Tomorrow, 2 November, is the International Day to End Impunity for Crimes against Journalists. Five years have passed since the UN General Assembly instituted this day while urging Member States to implement definite measures countering the culture of impunity for crimes against journalists.
On 27 September, the UN Human Rights Council unanimously adopted a resolution on the Safety of Journalists. Still, data from UNESCO suggests that the situation for journalists and media workers is not improving. Over the preceding two years, the world has seen a decline in killings of journalists. However, with 80 killings confirmed so far this year, 2018 is on track to break this trend.
The freedom of expression and its derivative, the freedom of the media, are cornerstones of all democratic freedoms. Attacks on journalists are attacks on these freedoms. Impunity enables continuing attacks and a more repressive environment. Ensuring accountability is a key component in preventing future attacks, and in securing a free and pluralistic press. While our region has the highest rate of resolution of cases of killings of journalists, numbers from UNESCO show that less than half of cases have been resolved since 2006. We must do more to eliminate impunity.
We have obligations to prevent violence against journalists and media workers. We must ensure accountability through the conduct of impartial, speedy, thorough, independent and effective investigations into all alleged violence. Perpetrators must be brought to justice in accordance with the rule of law. Victims and their families must have access to appropriate remedies. We must ensure that the legal frameworks for protecting journalists and media workers are satisfactory.

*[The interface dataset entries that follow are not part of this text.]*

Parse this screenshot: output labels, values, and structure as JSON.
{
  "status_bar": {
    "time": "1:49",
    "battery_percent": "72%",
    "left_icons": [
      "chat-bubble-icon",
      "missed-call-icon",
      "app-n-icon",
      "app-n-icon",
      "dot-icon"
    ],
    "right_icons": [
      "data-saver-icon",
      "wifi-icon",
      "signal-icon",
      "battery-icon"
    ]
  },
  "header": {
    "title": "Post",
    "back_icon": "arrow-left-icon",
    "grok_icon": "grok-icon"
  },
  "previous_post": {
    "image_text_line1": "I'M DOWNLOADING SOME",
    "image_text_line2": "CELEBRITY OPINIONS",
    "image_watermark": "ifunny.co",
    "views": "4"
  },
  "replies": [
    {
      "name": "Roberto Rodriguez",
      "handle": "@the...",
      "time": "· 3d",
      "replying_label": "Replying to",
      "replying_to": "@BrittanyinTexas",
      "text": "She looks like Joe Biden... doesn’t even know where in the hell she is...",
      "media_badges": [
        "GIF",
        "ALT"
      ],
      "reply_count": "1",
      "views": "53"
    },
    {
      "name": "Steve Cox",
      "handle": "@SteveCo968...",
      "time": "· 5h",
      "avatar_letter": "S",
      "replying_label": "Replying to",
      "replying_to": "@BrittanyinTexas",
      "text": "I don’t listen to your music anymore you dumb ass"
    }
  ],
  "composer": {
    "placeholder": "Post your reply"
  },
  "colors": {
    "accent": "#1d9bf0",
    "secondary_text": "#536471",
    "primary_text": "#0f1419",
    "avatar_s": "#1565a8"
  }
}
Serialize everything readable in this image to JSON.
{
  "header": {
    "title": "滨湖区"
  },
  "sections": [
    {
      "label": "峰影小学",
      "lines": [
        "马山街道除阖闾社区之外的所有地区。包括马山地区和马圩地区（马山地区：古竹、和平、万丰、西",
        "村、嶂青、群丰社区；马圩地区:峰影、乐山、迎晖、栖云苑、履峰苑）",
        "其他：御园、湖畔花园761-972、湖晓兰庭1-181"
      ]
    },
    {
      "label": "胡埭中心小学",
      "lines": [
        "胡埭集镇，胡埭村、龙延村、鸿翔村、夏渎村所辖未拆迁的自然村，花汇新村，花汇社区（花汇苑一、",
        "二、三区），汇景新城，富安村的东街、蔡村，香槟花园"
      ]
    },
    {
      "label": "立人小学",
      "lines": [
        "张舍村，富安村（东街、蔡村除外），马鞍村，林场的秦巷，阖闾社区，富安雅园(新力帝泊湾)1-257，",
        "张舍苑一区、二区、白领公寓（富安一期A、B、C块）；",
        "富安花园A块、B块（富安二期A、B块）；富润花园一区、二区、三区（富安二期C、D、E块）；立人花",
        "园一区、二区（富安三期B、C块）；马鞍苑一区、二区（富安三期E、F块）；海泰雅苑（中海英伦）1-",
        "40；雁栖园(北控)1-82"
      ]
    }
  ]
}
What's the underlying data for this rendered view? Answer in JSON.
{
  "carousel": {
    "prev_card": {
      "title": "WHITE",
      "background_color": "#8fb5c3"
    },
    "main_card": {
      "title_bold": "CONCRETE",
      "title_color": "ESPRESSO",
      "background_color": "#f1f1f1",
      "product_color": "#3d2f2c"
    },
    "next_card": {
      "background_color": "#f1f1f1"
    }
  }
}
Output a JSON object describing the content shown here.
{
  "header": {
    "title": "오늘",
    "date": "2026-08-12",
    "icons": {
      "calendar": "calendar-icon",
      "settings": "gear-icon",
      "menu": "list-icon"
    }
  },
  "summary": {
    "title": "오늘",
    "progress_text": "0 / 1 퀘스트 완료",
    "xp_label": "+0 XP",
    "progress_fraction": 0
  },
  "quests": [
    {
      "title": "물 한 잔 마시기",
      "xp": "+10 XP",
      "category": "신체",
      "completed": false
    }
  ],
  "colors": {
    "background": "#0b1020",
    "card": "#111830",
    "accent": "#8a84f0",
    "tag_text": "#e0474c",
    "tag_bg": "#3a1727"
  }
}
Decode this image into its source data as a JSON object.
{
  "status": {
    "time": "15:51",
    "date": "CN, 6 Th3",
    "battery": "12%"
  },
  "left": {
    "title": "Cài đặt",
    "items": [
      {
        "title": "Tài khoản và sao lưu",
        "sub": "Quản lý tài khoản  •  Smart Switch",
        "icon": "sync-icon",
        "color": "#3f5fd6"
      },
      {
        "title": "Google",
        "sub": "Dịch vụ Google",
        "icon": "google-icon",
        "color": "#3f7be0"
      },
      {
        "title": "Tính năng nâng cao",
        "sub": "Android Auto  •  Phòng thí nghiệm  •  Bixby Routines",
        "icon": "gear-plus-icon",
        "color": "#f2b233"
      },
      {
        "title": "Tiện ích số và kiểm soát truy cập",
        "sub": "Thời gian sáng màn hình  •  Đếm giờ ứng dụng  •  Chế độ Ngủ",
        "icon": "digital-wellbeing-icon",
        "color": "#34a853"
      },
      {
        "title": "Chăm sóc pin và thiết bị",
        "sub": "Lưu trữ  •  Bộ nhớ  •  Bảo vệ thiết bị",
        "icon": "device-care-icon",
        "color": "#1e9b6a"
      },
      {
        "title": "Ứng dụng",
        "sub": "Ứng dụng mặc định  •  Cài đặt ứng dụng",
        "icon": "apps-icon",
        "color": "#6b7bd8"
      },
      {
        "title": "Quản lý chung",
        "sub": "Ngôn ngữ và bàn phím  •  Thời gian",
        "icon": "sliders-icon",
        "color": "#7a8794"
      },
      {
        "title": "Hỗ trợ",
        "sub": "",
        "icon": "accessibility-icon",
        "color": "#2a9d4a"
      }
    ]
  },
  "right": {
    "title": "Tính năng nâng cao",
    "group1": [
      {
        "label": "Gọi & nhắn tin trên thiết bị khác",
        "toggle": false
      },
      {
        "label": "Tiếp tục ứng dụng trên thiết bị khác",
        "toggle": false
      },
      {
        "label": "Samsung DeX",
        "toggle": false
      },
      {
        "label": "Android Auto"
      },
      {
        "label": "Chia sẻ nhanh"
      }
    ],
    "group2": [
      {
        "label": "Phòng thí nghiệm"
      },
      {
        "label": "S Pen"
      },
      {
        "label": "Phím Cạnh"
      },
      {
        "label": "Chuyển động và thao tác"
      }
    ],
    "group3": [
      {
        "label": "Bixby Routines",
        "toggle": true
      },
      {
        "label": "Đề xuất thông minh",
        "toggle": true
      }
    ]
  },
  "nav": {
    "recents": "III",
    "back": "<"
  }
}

We call on participating States, drawing on the expertise of the Representative on the Freedom of the Media, to take steps to promote a safe and enabling environment for journalists and media workers. Constituting the fourth pillar of democracy, these actors should be able to perform their work independently, without undue interference, and free from fear of violence and persecution.